Comparison of Individual Sensors in the Electronic Nose for Stress Detection in Forest Stands

2023 | journal article. A publication with affiliation to the University of Göttingen.

Jump to: Cite & Linked | Documents & Media | Details | Version history

Cite this publication

​Comparison of Individual Sensors in the Electronic Nose for Stress Detection in Forest Stands​
Hüttnerová, T.; Paczkowski, S.; Neubert, T.; Jirošová, A. & Surový, P.​ (2023) 
Sensors23(4) pp. 2001​.​ DOI: 

Documents & Media

sensors-23-02001.pdf8.6 MBUnknown
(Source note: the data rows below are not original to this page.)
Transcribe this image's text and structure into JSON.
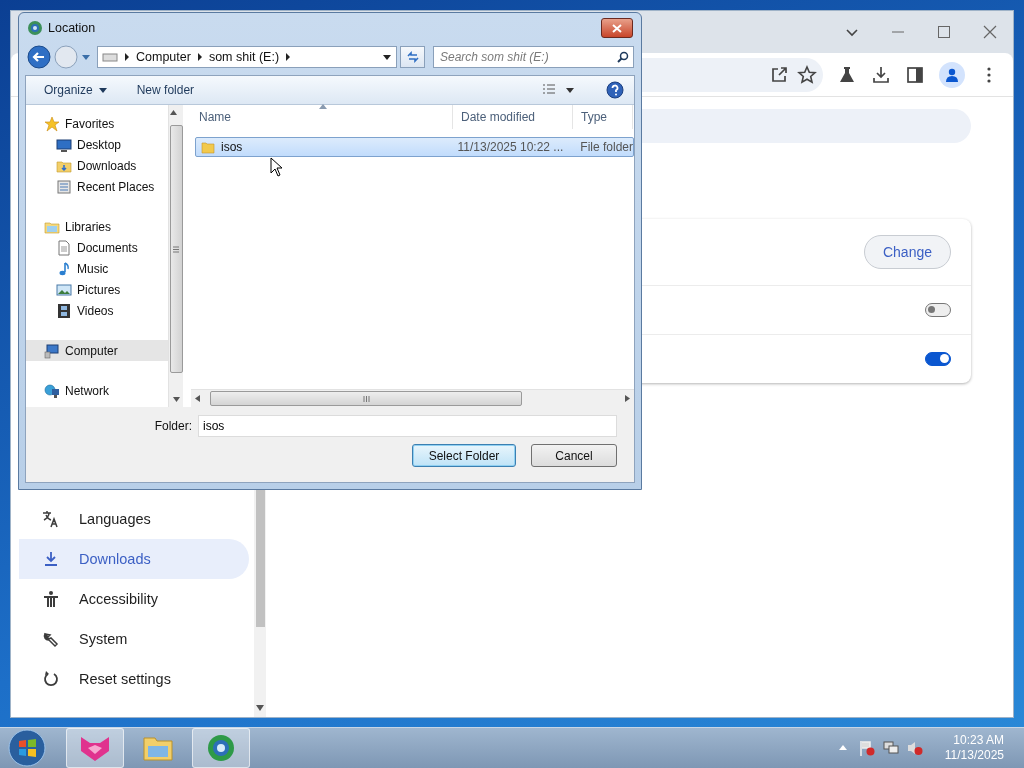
{
  "browser": {
    "settings_card": {
      "rows": [
        {
          "kind": "button",
          "label": "Change"
        },
        {
          "kind": "toggle",
          "on": false
        },
        {
          "kind": "toggle",
          "on": true
        }
      ]
    },
    "sidebar": {
      "items": [
        {
          "kind": "languages",
          "label": "Languages",
          "selected": false
        },
        {
          "kind": "downloads",
          "label": "Downloads",
          "selected": true
        },
        {
          "kind": "accessibility",
          "label": "Accessibility",
          "selected": false
        },
        {
          "kind": "system",
          "label": "System",
          "selected": false
        },
        {
          "kind": "reset",
          "label": "Reset settings",
          "selected": false
        }
      ]
    }
  },
  "dialog": {
    "title": "Location",
    "breadcrumb": [
      "Computer",
      "som shit (E:)"
    ],
    "search": {
      "placeholder": "Search som shit (E:)"
    },
    "toolbar": [
      {
        "kind": "menu",
        "label": "Organize"
      },
      {
        "kind": "button",
        "label": "New folder"
      }
    ],
    "nav_pane": [
      {
        "kind": "favorites",
        "label": "Favorites",
        "selected": false,
        "children": [
          {
            "kind": "desktop",
            "label": "Desktop",
            "selected": false
          },
          {
            "kind": "downloads",
            "label": "Downloads",
            "selected": false
          },
          {
            "kind": "recent",
            "label": "Recent Places",
            "selected": false
          }
        ]
      },
      {
        "kind": "libraries",
        "label": "Libraries",
        "selected": false,
        "children": [
          {
            "kind": "documents",
            "label": "Documents",
            "selected": false
          },
          {
            "kind": "music",
            "label": "Music",
            "selected": false
          },
          {
            "kind": "pictures",
            "label": "Pictures",
            "selected": false
          },
          {
            "kind": "videos",
            "label": "Videos",
            "selected": false
          }
        ]
      },
      {
        "kind": "computer",
        "label": "Computer",
        "selected": true
      },
      {
        "kind": "network",
        "label": "Network",
        "selected": false
      }
    ],
    "columns": [
      "Name",
      "Date modified",
      "Type"
    ],
    "rows": [
      {
        "name": "isos",
        "date": "11/13/2025 10:22 ...",
        "type": "File folder",
        "selected": true
      }
    ],
    "folder": {
      "label": "Folder:",
      "value": "isos"
    },
    "buttons": [
      {
        "kind": "default",
        "label": "Select Folder"
      },
      {
        "kind": "normal",
        "label": "Cancel"
      }
    ]
  },
  "taskbar": {
    "clock": {
      "time": "10:23 AM",
      "date": "11/13/2025"
    }
  }
}
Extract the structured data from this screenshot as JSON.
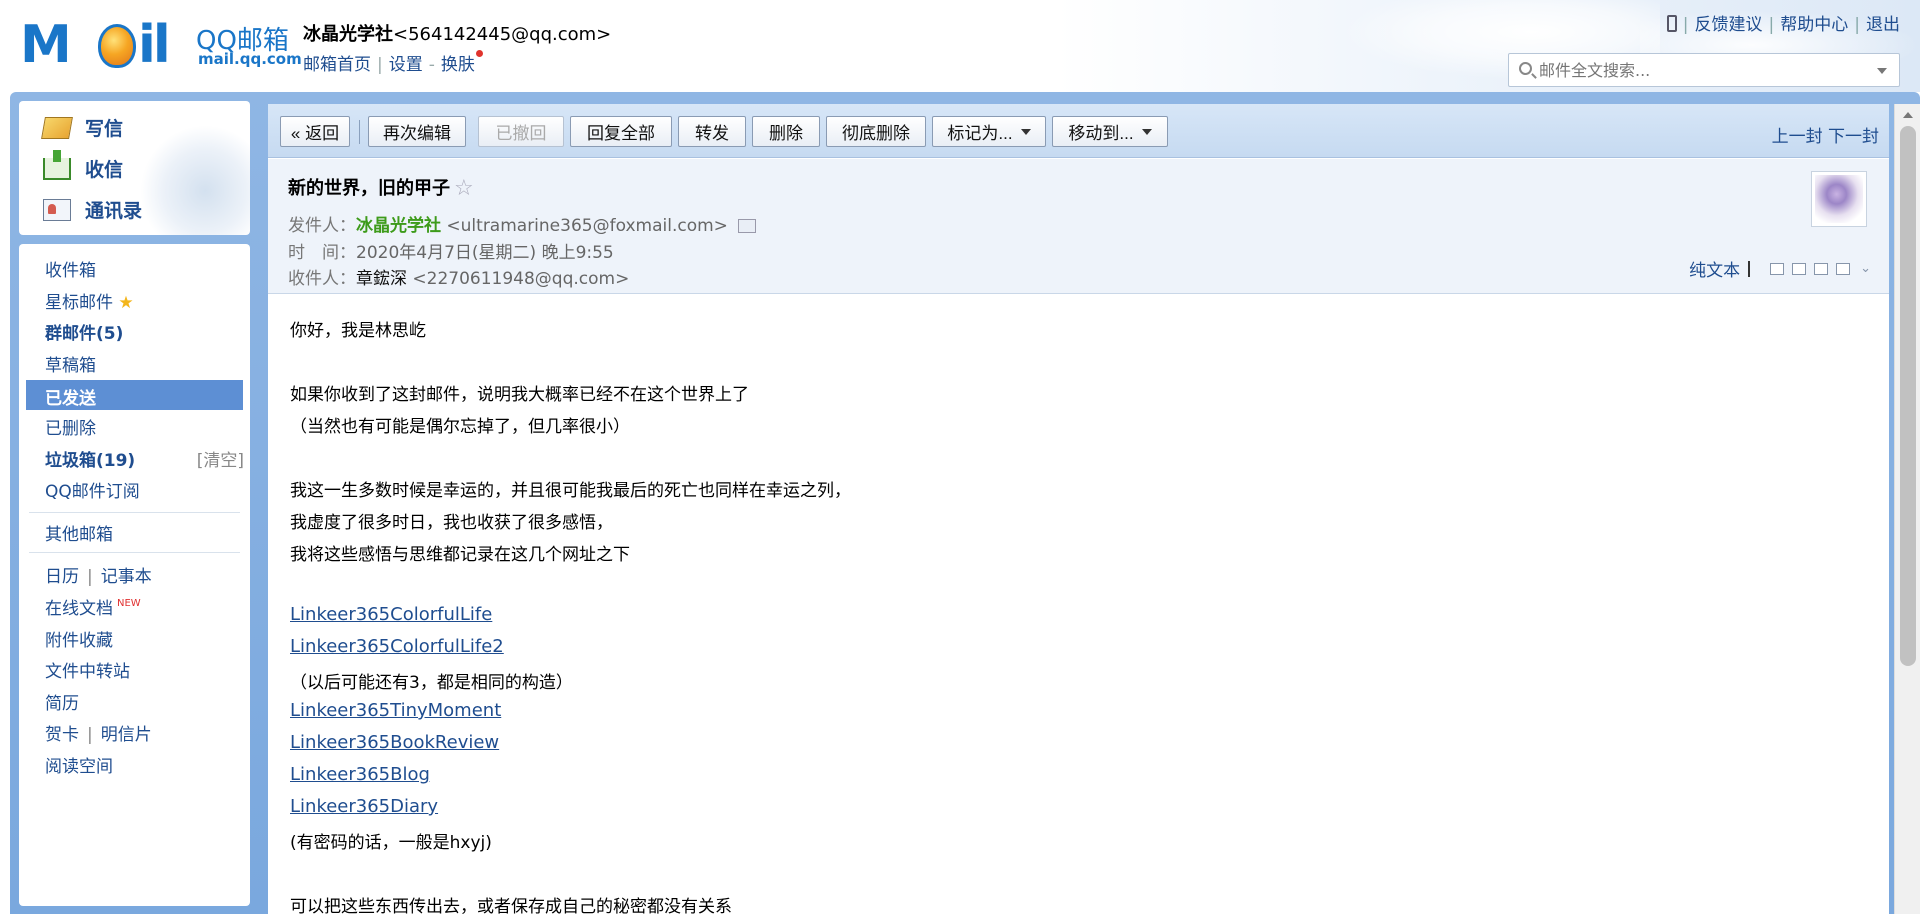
{
  "header": {
    "brand": "QQ邮箱",
    "domain": "mail.qq.com",
    "account_name": "冰晶光学社",
    "account_email": "<564142445@qq.com>",
    "links": {
      "home": "邮箱首页",
      "settings": "设置",
      "dash": "-",
      "skin": "换肤"
    },
    "top_links": {
      "feedback": "反馈建议",
      "help": "帮助中心",
      "logout": "退出"
    },
    "search_placeholder": "邮件全文搜索..."
  },
  "sidebar": {
    "compose": "写信",
    "receive": "收信",
    "contacts": "通讯录",
    "folders": {
      "inbox": "收件箱",
      "starred": "星标邮件",
      "group": "群邮件(5)",
      "drafts": "草稿箱",
      "sent": "已发送",
      "deleted": "已删除",
      "spam": "垃圾箱(19)",
      "spam_clear": "[清空]",
      "subscription": "QQ邮件订阅",
      "other": "其他邮箱",
      "calendar": "日历",
      "notes": "记事本",
      "docs": "在线文档",
      "docs_badge": "NEW",
      "attachments": "附件收藏",
      "transfer": "文件中转站",
      "resume": "简历",
      "greeting": "贺卡",
      "postcard": "明信片",
      "reading": "阅读空间"
    }
  },
  "toolbar": {
    "back": "« 返回",
    "reedit": "再次编辑",
    "recall": "已撤回",
    "reply_all": "回复全部",
    "forward": "转发",
    "delete": "删除",
    "delete_forever": "彻底删除",
    "mark_as": "标记为...",
    "move_to": "移动到...",
    "prev": "上一封",
    "next": "下一封"
  },
  "mail": {
    "subject": "新的世界，旧的甲子",
    "from_label": "发件人：",
    "from_name": "冰晶光学社",
    "from_email": "<ultramarine365@foxmail.com>",
    "time_label": "时　间：",
    "time": "2020年4月7日(星期二) 晚上9:55",
    "to_label": "收件人：",
    "to_name": "章鋐深",
    "to_email": "<2270611948@qq.com>",
    "plain_text": "纯文本"
  },
  "body": {
    "l1": "你好，我是林思屹",
    "l2": "如果你收到了这封邮件，说明我大概率已经不在这个世界上了",
    "l3": "（当然也有可能是偶尔忘掉了，但几率很小）",
    "l4": "我这一生多数时候是幸运的，并且很可能我最后的死亡也同样在幸运之列，",
    "l5": "我虚度了很多时日，我也收获了很多感悟，",
    "l6": "我将这些感悟与思维都记录在这几个网址之下",
    "link1": "Linkeer365ColorfulLife",
    "link2": "Linkeer365ColorfulLife2",
    "l7": "（以后可能还有3，都是相同的构造）",
    "link3": "Linkeer365TinyMoment",
    "link4": "Linkeer365BookReview",
    "link5": "Linkeer365Blog",
    "link6": "Linkeer365Diary",
    "l8": "(有密码的话，一般是hxyj)",
    "l9": "可以把这些东西传出去，或者保存成自己的秘密都没有关系"
  }
}
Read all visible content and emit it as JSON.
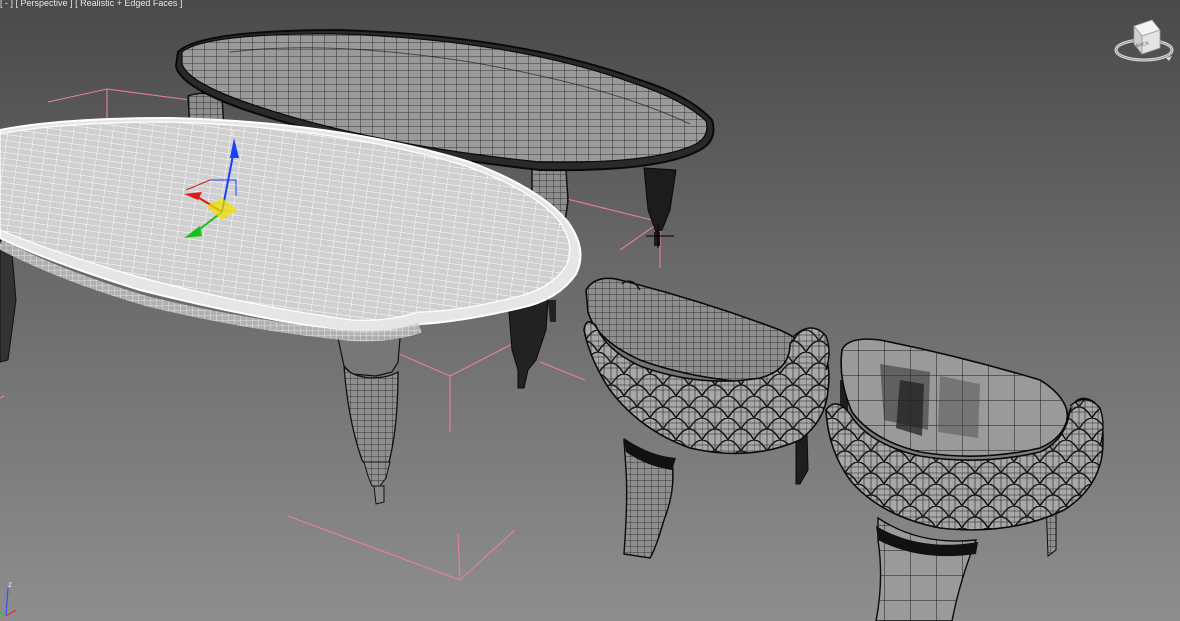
{
  "viewport": {
    "menu_general": "[ - ]",
    "menu_view": "[ Perspective ]",
    "menu_shading": "[ Realistic + Edged Faces ]"
  },
  "viewcube": {
    "face_label": "BACK",
    "icon": "viewcube-icon"
  },
  "gizmo": {
    "axis_z_label": "z",
    "colors": {
      "x": "#e01818",
      "y": "#18c018",
      "z": "#1840ff",
      "plane": "#f0e000"
    }
  },
  "world_axis": {
    "label": "z"
  },
  "colors": {
    "bounding_box": "#e8809a",
    "selected_wire": "#ffffff",
    "wire": "#1a1a1a"
  }
}
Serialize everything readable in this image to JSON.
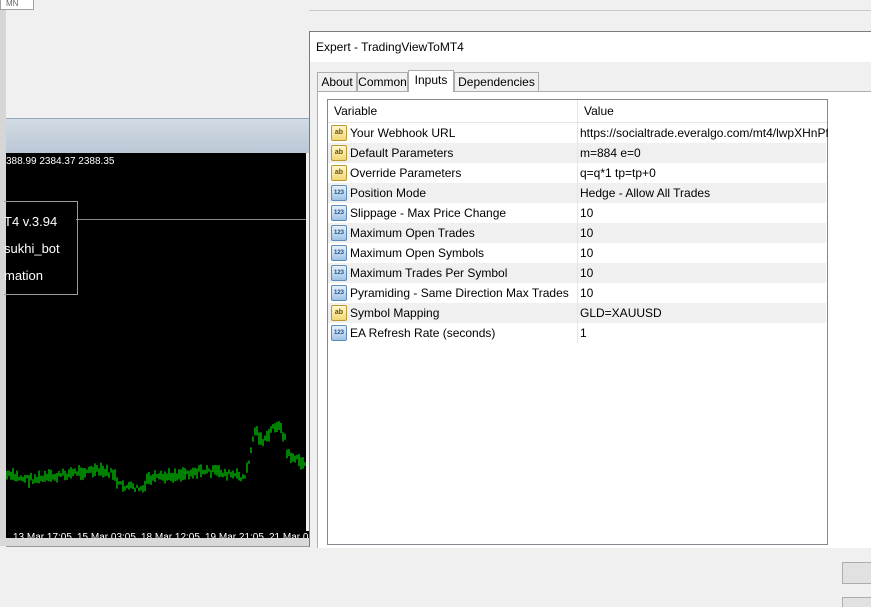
{
  "top_tab": {
    "label": "MN"
  },
  "chart": {
    "ohlc": "388.99 2384.37 2388.35",
    "info": {
      "line1": "T4 v.3.94",
      "line2": "sukhi_bot",
      "line3": "mation"
    },
    "time_labels": [
      "13 Mar 17:05",
      "15 Mar 03:05",
      "18 Mar 12:05",
      "19 Mar 21:05",
      "21 Mar 0"
    ],
    "price_color": "#00ff00"
  },
  "dialog": {
    "title": "Expert - TradingViewToMT4",
    "tabs": [
      "About",
      "Common",
      "Inputs",
      "Dependencies"
    ],
    "active_tab": "Inputs",
    "columns": {
      "variable": "Variable",
      "value": "Value"
    },
    "rows": [
      {
        "icon": "ab",
        "variable": "Your Webhook URL",
        "value": "https://socialtrade.everalgo.com/mt4/lwpXHnPf..."
      },
      {
        "icon": "ab",
        "variable": "Default Parameters",
        "value": "m=884 e=0"
      },
      {
        "icon": "ab",
        "variable": "Override Parameters",
        "value": "q=q*1 tp=tp+0"
      },
      {
        "icon": "123",
        "variable": "Position Mode",
        "value": "Hedge - Allow All Trades"
      },
      {
        "icon": "123",
        "variable": "Slippage - Max Price Change",
        "value": "10"
      },
      {
        "icon": "123",
        "variable": "Maximum Open Trades",
        "value": "10"
      },
      {
        "icon": "123",
        "variable": "Maximum Open Symbols",
        "value": "10"
      },
      {
        "icon": "123",
        "variable": "Maximum Trades Per Symbol",
        "value": "10"
      },
      {
        "icon": "123",
        "variable": "Pyramiding - Same Direction Max Trades",
        "value": "10"
      },
      {
        "icon": "ab",
        "variable": "Symbol Mapping",
        "value": "GLD=XAUUSD"
      },
      {
        "icon": "123",
        "variable": "EA Refresh Rate (seconds)",
        "value": "1"
      }
    ]
  }
}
Hüttnerová, Tereza; Paczkowski, Sebastian; Neubert, Tarek; Jirošová, Anna; Surový, Peter
Forests are increasingly exposed to natural disturbances, including drought, wildfires, pest outbreaks, and windthrow events. Due to prolonged droughts in the last years in Europe, European forest stands significantly lost vitality, and their health condition deteriorated, leading to high mortality rates, especially, but not limited to, Norway spruce. This phenomenon is growing, and new regions are being affected; thus, it is necessary to identify stress in the early stages when actions can be taken to protect the forest and living trees. Current detection methods are based on field walks by forest workers or deploying remote sensing methods for coverage of the larger territory. These methods are based on changes in spectral reflectance that can detect attacks only at an advanced stage after the significant changes in the canopy. An innovative approach appears to be a method based on odor mapping, specifically detecting chemical substances which are present in the forest stands and indicate triggering of constitutive defense of stressed trees. The bark beetle attacking a tree, for example, produces a several times higher amount of defense-related volatile organic compounds. At the same time, the bark beetle has an aggregation pheromone to attract conspecifics to overcome the tree defense by mass attack. These substances can be detected using conventional chemical methods (solid-phase microextraction fibers and cartridges), and it is proven that they are detectable by dogs. The disadvantage of classic chemical analysis methods is the long sampling time in the forest, and at the same time, the results must be analyzed in the laboratory using a gas chromatograph. A potential alternative novel device appears to be an electronic nose, which is designed to detect chemical substances online (for example, dangerous gas leaks or measure concentrations above landfills, volcanic activity, etc.). We tested the possibility of early-stage stress detection in the forest stands using an electronic nose Sniffer4D and compared the individual sensors in it for detecting the presence of attacked and dead trees. Our results indicate the promising applicability of the electronic nose for stress mapping in the forest ecosystem, and more data collection could prove this approach.
Issue Date
Fakultät für Forstwissenschaften und Waldökologie ; Burckhardt-Institut ; Abteilung Arbeitswissenschaft und Verfahrenstechnologie 
Improvement in Quality of the Internal Grant Scheme at CZU



Social Media